We have grown varieties of winter barley in five different locations in Kansas, from all the way in the eastern part near Lawrence to out toward Quinter in western Kansas. We are testing out different varieties. Chuck Magerl, founder of Free State Brewing Co. in Lawrence “We have grown varieties of winter barley in five different locations in Kansas, from all the way in the eastern part near Lawrence to out toward Quinter in western Kansas,” Magerl said. “We are testing out different varieties.”

The project will be coordinated out of the University of Nebraska, Magerl said.

“I believe this will have a big impact not simply for craft brewers, but the bigger picture is we need to have various locations suitable for crops as we find changes in the weather patterns,” he said.

Another reason for the research is that barley crops in other regions of the U.S. and globally have been affected by Fusarium head blight or scab. Crops in Nebraska, Kansas and Oklahoma have been less affected by the blight, Magerl said.

The funding each year is dependent on research progress.

“If the results are promising and the first year of work is recognized as viable, than we can send in a further request each year,” Magerl said.

The Brewers Association has more than 3,500 members in the United States, and 46,000 members are involved in the American Homebrewers Association.

As long as we can ensure there is a market and can produce a quality crop, it goes beyond a local element and into saying Kansas barley could show up in your favorite German beer – that’s the big-picture possibility.
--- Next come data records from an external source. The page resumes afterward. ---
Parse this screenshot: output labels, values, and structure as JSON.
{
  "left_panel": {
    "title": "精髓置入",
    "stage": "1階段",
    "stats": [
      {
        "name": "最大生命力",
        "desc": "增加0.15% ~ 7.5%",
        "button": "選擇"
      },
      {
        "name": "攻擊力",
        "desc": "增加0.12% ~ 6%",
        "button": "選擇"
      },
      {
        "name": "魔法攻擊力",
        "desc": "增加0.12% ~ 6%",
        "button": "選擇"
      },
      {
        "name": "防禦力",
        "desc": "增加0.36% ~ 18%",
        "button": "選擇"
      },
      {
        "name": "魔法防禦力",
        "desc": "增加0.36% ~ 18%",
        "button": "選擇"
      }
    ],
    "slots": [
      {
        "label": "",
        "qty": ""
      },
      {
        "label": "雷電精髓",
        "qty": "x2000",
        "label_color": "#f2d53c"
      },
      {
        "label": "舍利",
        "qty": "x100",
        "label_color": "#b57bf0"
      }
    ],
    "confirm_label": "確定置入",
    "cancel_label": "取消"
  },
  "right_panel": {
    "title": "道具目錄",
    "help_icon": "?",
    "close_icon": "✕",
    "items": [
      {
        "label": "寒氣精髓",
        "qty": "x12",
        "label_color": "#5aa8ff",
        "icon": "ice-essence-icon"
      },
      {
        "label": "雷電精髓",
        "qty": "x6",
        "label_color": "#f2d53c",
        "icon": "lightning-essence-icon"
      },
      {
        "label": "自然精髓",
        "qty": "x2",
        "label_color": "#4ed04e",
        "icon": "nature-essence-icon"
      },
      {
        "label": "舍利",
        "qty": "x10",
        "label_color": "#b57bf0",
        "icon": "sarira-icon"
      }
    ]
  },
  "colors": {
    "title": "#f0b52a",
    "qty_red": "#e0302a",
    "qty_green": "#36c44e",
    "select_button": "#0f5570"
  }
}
Chuck Magerl, founder of Free State Brewing Co. in Lawrence

“As long as we can ensure there is a market and can produce a quality crop, it goes beyond a local element and into saying Kansas barley could show up in your favorite German beer – that’s the big-picture possibility,” Magerl said.

Time Out

Weekend Feature: 8oz Blackened New York Steak w/ Spicy Red Beans & Creamed Grits. $19.95

Soup & Sandwich Special is $13.95.  All hot specials are $15.95, except where noted, & include a serving of soup du jour, house, or Caesar salad
  Soup Sandwich Hot Special Beer Pairing
Fri., Feb. 24 Cream of Wild Mushroom Thai Beef Veal Fricasee Stubblejumper Pilsner
Sat. Feb. 25 & Sun. Feb. 26 Bushwakker B.L.T.C.A. Steak & a Pint. $18.95  
Mon. Feb. 27 Cajun Chicken Shrimp Po' Boy Louisiana Bangers & Mash Dungarvon Irish  Red Ale
Tues. Feb. 28 Shrimp & Corn Chowder Jambalaya Pizza Bourbon Street Chicken Regina Pale Ale
Wed. Mar. 1 Spicy Black Eyed Pea Crispy Cajun Chicken Club Antebellum Shrimp Stubblejumper Pilsner
Thurs. Mar. 2 Creole Beef Vegetable Brisket Po’boy Roast Porkloin w/Dirty Rice Last Mountain Vienna
Fri. Mar. 3 Creamy Potato & Andouille Muffeletta Cajun Burger. $16.95 Chinook E.S.B.
Sat. Mar. 4 Bushwakker Cajun B.L.T. Steak & a Pint. $18.95  
Sun. Mar. 5 Bushwakker Steak & Eggs. $15.95 Steak & a Pint. $18.95